Twenty-five years ago today, Sept. 22, 1992, the governing body of Americans United voted to hire a fellow named Barry W. Lynn to be the new executive director of Americans United.
A lawyer and United Church of Christ minister, Barry hit the ground running. One of the things he did best was irritate the Religious Right groups that hate church-state separation – a proud legacy he continues to this day. Leaders of these groups were flummoxed. How is it that a Christian minister had emerged as their most articulate opponent?
They didn’t get it. Barry supported separation of church and state precisely because he is a religious leader. Barry knew that far from being the enemy of faith, the church-state wall is its protective barrier. It gives all Americans the right to believe – or not – as they see fit, guided by conscience.
As Barry prepares to retire in November, I can’t help but recall some of his “greatest hits” – that is, attacks on him by the Religious Right that were especially notable. One occurred in March 1996, after Barry stood before a bank of microphones at the National Press Club in Washington, D.C., and announced the launch of a new effort called Project Fair Play.
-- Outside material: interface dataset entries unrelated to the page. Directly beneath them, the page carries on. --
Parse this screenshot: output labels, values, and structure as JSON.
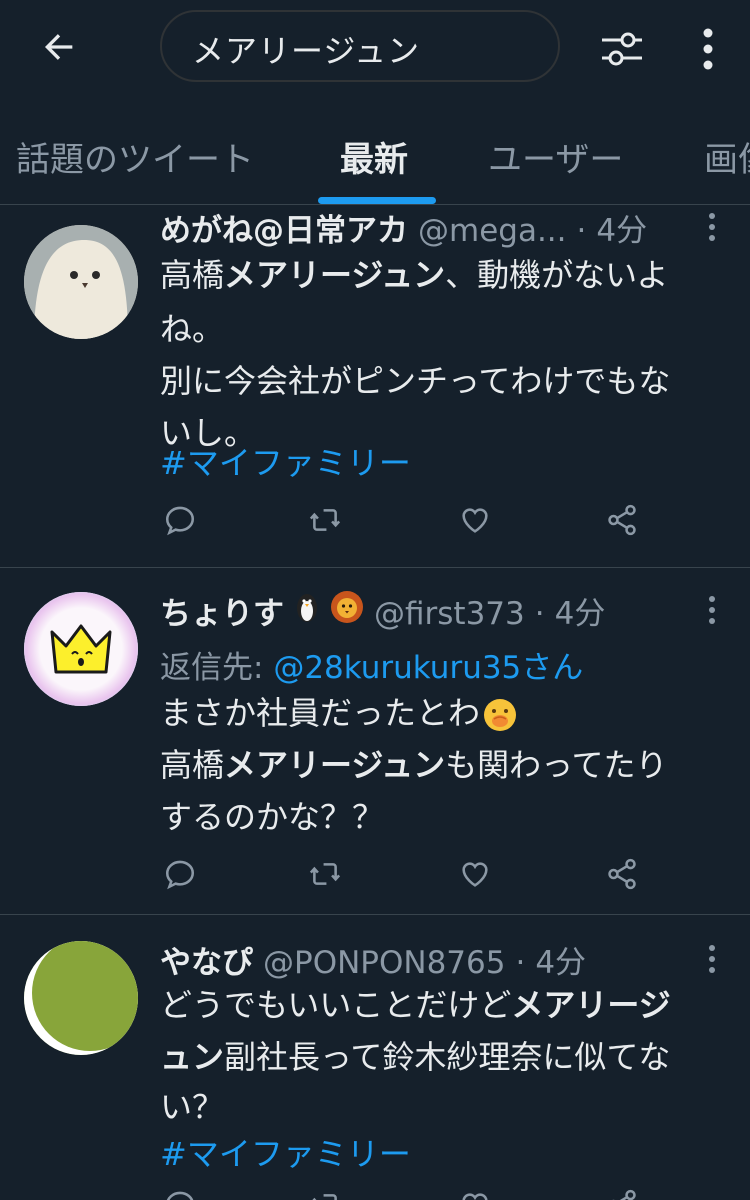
{
  "search": {
    "query": "メアリージュン"
  },
  "tabs": [
    {
      "label": "話題のツイート"
    },
    {
      "label": "最新"
    },
    {
      "label": "ユーザー"
    },
    {
      "label": "画像"
    }
  ],
  "tweets": [
    {
      "name": "めがね@日常アカ",
      "handle": "@mega...",
      "time": "4分",
      "lines": [
        {
          "pre": "高橋",
          "bold": "メアリージュン",
          "post": "、動機がないよ"
        },
        {
          "pre": "ね。",
          "bold": "",
          "post": ""
        },
        {
          "pre": "別に今会社がピンチってわけでもな",
          "bold": "",
          "post": ""
        },
        {
          "pre": "いし。",
          "bold": "",
          "post": ""
        }
      ],
      "hashtag": "#マイファミリー"
    },
    {
      "name": "ちょりす",
      "handle": "@first373",
      "time": "4分",
      "reply_label": "返信先: ",
      "reply_to": "@28kurukuru35さん",
      "lines": [
        {
          "pre": "まさか社員だったとわ",
          "bold": "",
          "post": ""
        },
        {
          "pre": "高橋",
          "bold": "メアリージュン",
          "post": "も関わってたり"
        },
        {
          "pre": "するのかな？？",
          "bold": "",
          "post": ""
        }
      ]
    },
    {
      "name": "やなぴ",
      "handle": "@PONPON8765",
      "time": "4分",
      "lines": [
        {
          "pre": "どうでもいいことだけど",
          "bold": "メアリージ",
          "post": ""
        },
        {
          "pre": "",
          "bold": "ュン",
          "post": "副社長って鈴木紗理奈に似てな"
        },
        {
          "pre": "い？",
          "bold": "",
          "post": ""
        }
      ],
      "hashtag": "#マイファミリー"
    }
  ],
  "colors": {
    "background": "#15202b",
    "accent": "#1d9bf0",
    "text": "#e8ebed",
    "muted": "#8b98a5",
    "border": "#38444d"
  }
}
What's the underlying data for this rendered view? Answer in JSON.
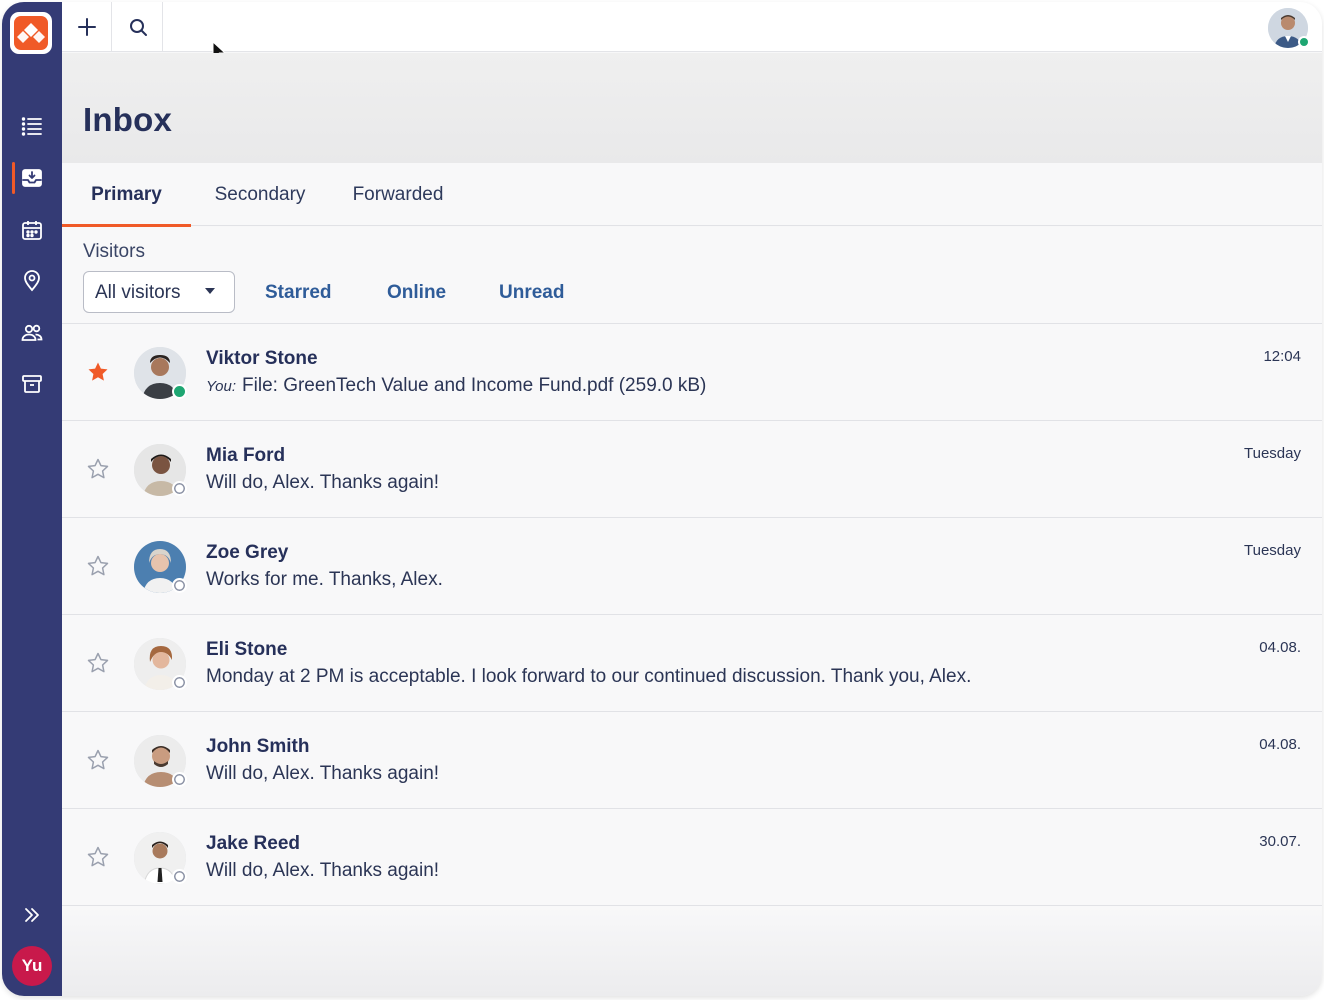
{
  "topbar": {
    "add_icon": "plus-icon",
    "search_icon": "search-icon"
  },
  "sidebar": {
    "items": [
      {
        "name": "list-icon",
        "active": false
      },
      {
        "name": "inbox-icon",
        "active": true
      },
      {
        "name": "calendar-icon",
        "active": false
      },
      {
        "name": "location-pin-icon",
        "active": false
      },
      {
        "name": "contacts-icon",
        "active": false
      },
      {
        "name": "archive-icon",
        "active": false
      }
    ],
    "user_initials": "Yu"
  },
  "header": {
    "title": "Inbox"
  },
  "tabs": [
    {
      "label": "Primary",
      "active": true
    },
    {
      "label": "Secondary",
      "active": false
    },
    {
      "label": "Forwarded",
      "active": false
    }
  ],
  "filters": {
    "label": "Visitors",
    "select_value": "All visitors",
    "links": [
      "Starred",
      "Online",
      "Unread"
    ]
  },
  "conversations": [
    {
      "name": "Viktor Stone",
      "you_prefix": "You:",
      "preview": "File: GreenTech Value and Income Fund.pdf (259.0 kB)",
      "time": "12:04",
      "starred": true,
      "status": "online"
    },
    {
      "name": "Mia Ford",
      "you_prefix": "",
      "preview": "Will do, Alex. Thanks again!",
      "time": "Tuesday",
      "starred": false,
      "status": "offline"
    },
    {
      "name": "Zoe Grey",
      "you_prefix": "",
      "preview": "Works for me. Thanks, Alex.",
      "time": "Tuesday",
      "starred": false,
      "status": "offline"
    },
    {
      "name": "Eli Stone",
      "you_prefix": "",
      "preview": "Monday at 2 PM is acceptable. I look forward to our continued discussion. Thank you, Alex.",
      "time": "04.08.",
      "starred": false,
      "status": "offline"
    },
    {
      "name": "John Smith",
      "you_prefix": "",
      "preview": "Will do, Alex. Thanks again!",
      "time": "04.08.",
      "starred": false,
      "status": "offline"
    },
    {
      "name": "Jake Reed",
      "you_prefix": "",
      "preview": "Will do, Alex. Thanks again!",
      "time": "30.07.",
      "starred": false,
      "status": "offline"
    }
  ],
  "colors": {
    "sidebar": "#343b75",
    "accent": "#f05a28",
    "link": "#2f5c99",
    "online": "#1ea672",
    "user_avatar": "#c8194b"
  }
}
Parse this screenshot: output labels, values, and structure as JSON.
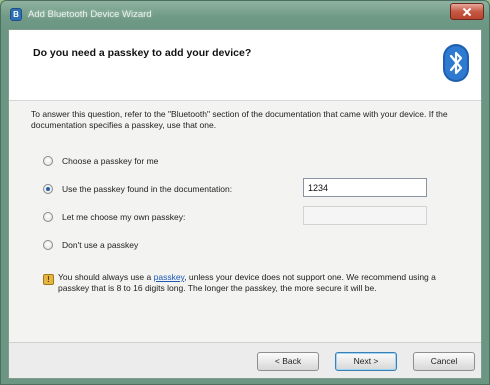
{
  "window": {
    "title": "Add Bluetooth Device Wizard",
    "title_icon": "B"
  },
  "header": {
    "title": "Do you need a passkey to add your device?",
    "logo_icon": "bluetooth-logo"
  },
  "description": "To answer this question, refer to the \"Bluetooth\" section of the documentation that came with your device. If the documentation specifies a passkey, use that one.",
  "options": [
    {
      "label": "Choose a passkey for me",
      "checked": false
    },
    {
      "label": "Use the passkey found in the documentation:",
      "checked": true
    },
    {
      "label": "Let me choose my own passkey:",
      "checked": false
    },
    {
      "label": "Don't use a passkey",
      "checked": false
    }
  ],
  "passkey_value": "1234",
  "info": {
    "icon": "info-icon",
    "icon_glyph": "!",
    "text_before": "You should always use a ",
    "link_text": "passkey",
    "text_after": ", unless your device does not support one. We recommend using a passkey that is 8 to 16 digits long. The longer the passkey, the more secure it will be."
  },
  "buttons": {
    "back": "< Back",
    "next": "Next >",
    "cancel": "Cancel"
  },
  "colors": {
    "accent": "#2d6fb4",
    "link": "#1b57b5",
    "close": "#c65a44"
  }
}
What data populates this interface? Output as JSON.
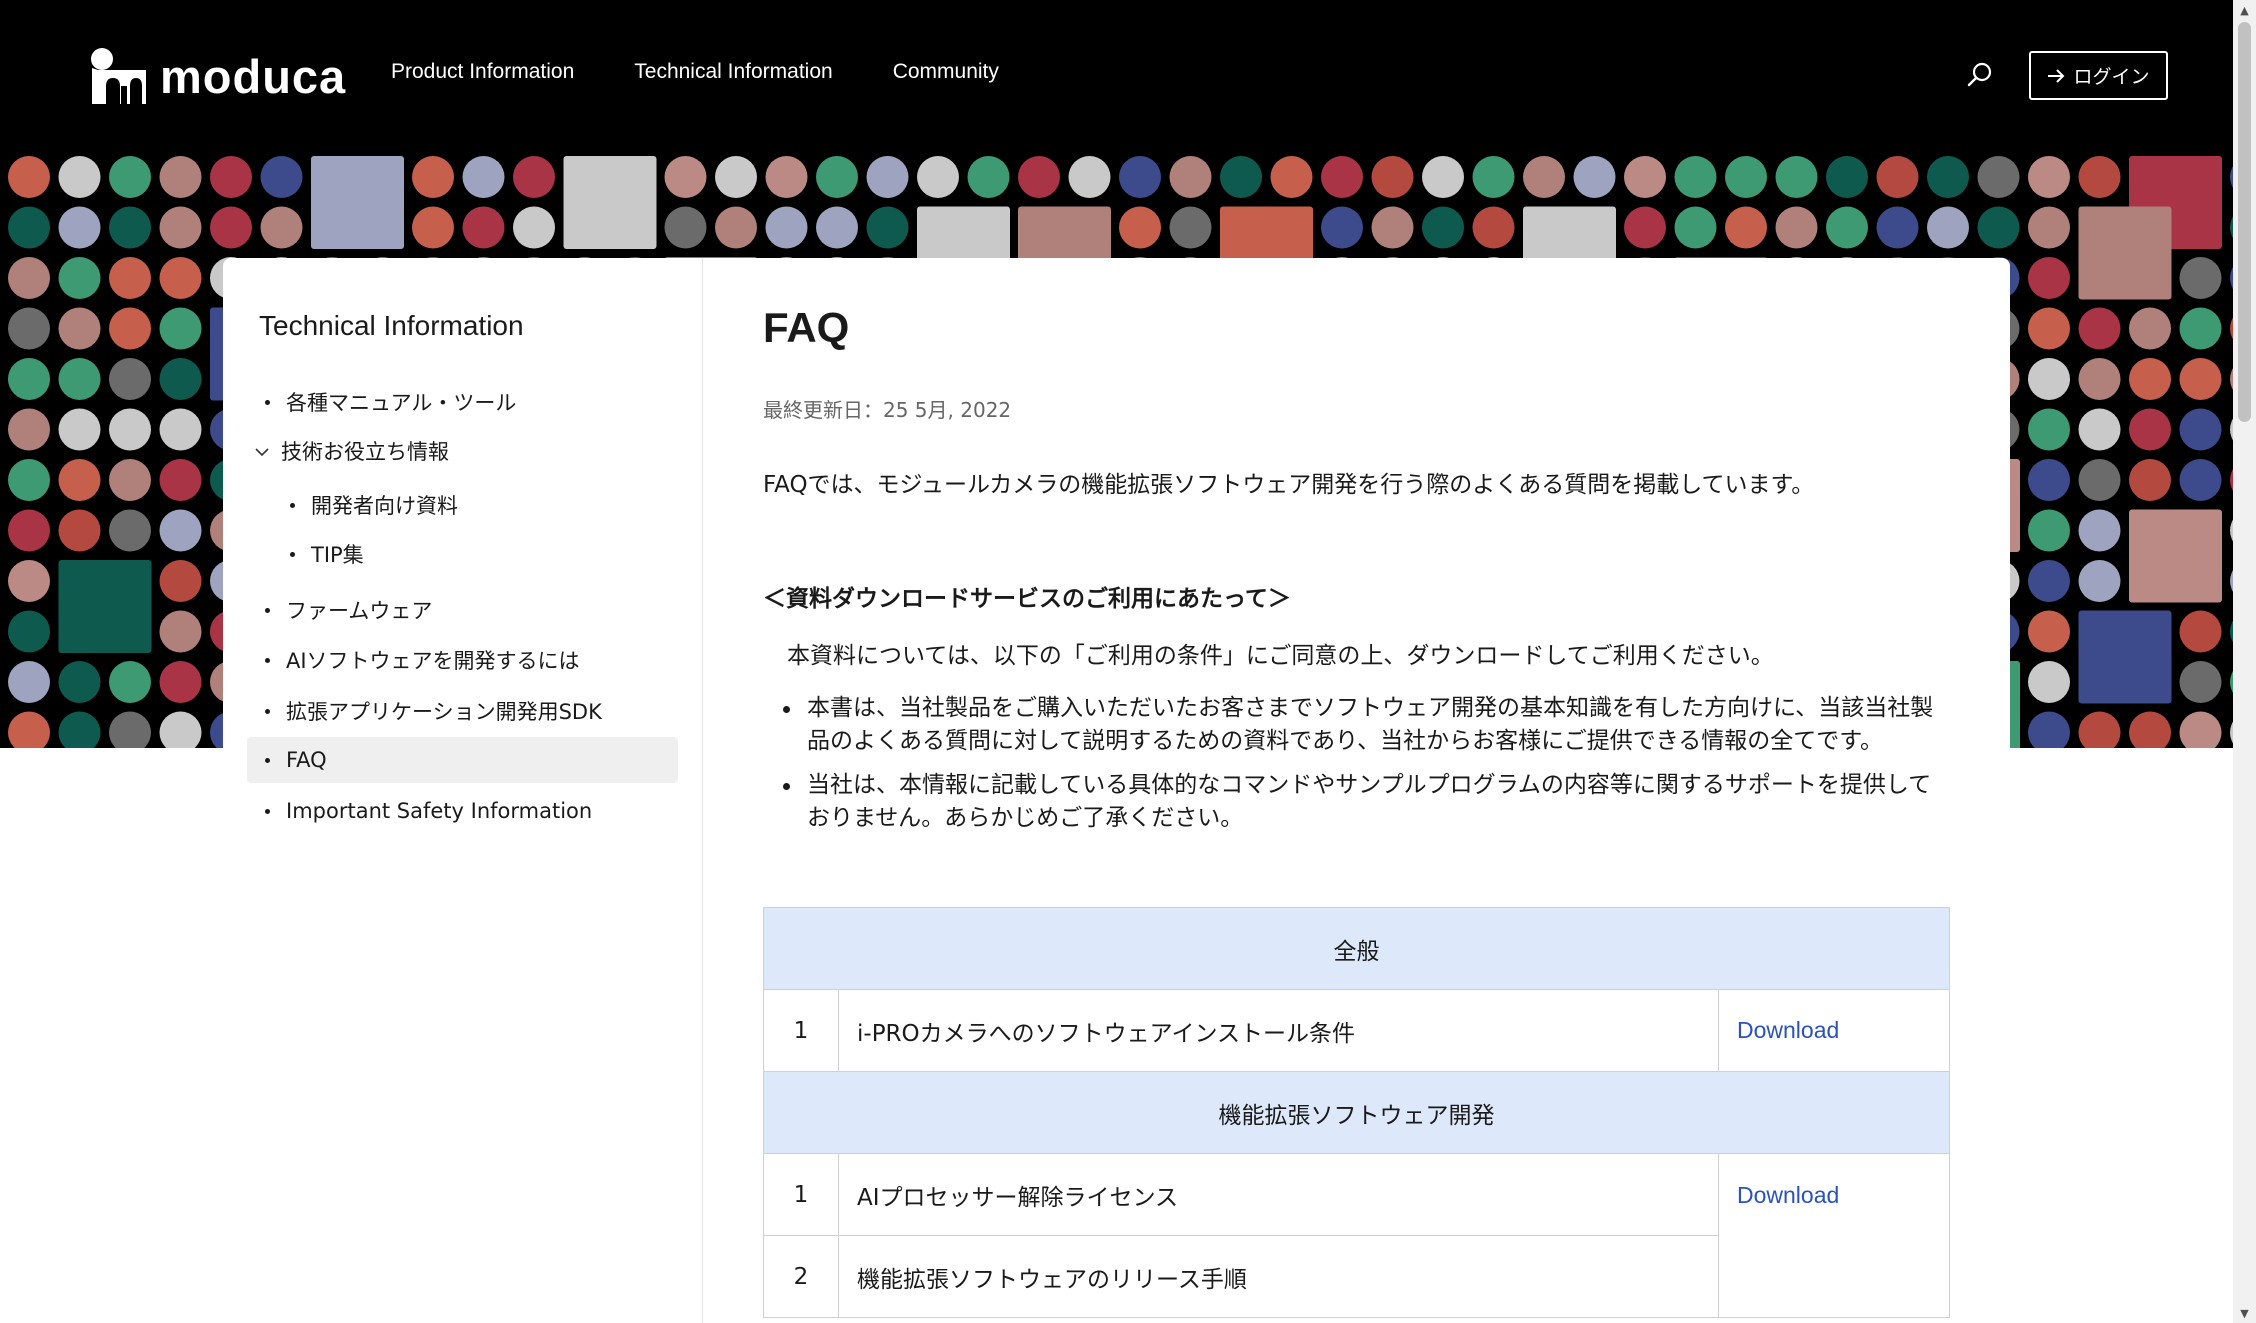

Americans United was motivated to act after a mega-church in Houston announced that it was sponsoring a special effort to take over the local Republican Party by electing church members to public offices. AU promptly reported the church to the Internal Revenue Service and decided the time was right to start a new project to stop similar abuses in other houses of worship. The March 19 press conference was designed to outline the new project to protect the Johnson Amendment.
TV preacher Pat Robertson didn’t think much of it. After a report about Project Fair Play aired on Robertson’s “700 Club” program, the volatile televangelist looked into the camera and growled, “In my humble opinion, anybody who would turn a church in to the IRS is a little bit lower than a child molester – Barry!” He went on to liken AU to Nazis.
For 25 years, Barry W. Lynn has been defending the wall of separation between church and state.
The hits just kept on coming. During one memorable 2003 exchange on CNN, Barry, in the course of debating Jerry Falwell, offered to preach at his church. An angry Falwell exploded, “I wouldn’t trust you to preach the gospel out on the corner!”
I also enjoyed the back-handed compliment James C. Dobson, founder of Focus on the Family, once gave Barry: “Every time I turn around, he’s whacking me for something.”
The Religious Right has taken its fair share of potshots at Barry over the years, but they won’t have him to kick around much longer. And while Barry may miss the spirited give and take with the theocrat brigade, he has certainly earned the right to take a break. For the past 25 years, Barry has been squaring off with opponents of church-state separation in the media, zipping across the country giving speeches, writing books, inspiring local activists to defend separation in their communities, delivering testimony before Congress, meeting with allies and overseeing day-to-day operations at Americans United – among other things.
On Nov. 2, AU is sponsoring an Evening of Celebration at the National Geographic Society here in Washington to honor Barry (and recognize the 70th anniversary of Americans United). General admission tickets for the event are sold out (though we still have sponsorship tickets), and if you can’t attend or want to support AU by getting a message to Barry to balance out some of that Religious Right bile, you have a few options. You can purchase an ad or place a special message to Barry in the program booklet.
As I look back over the last quarter century, I get a clear picture of how vital Barry has been to the life of this organization. I hope you agree. If you would like to express your appreciation for Barry’s 25 years of work standing guard on the church-state wall, now is the time to act. Visit au.org/celebrate to become a sponsor, place an ad or write your very own tribute to Barry!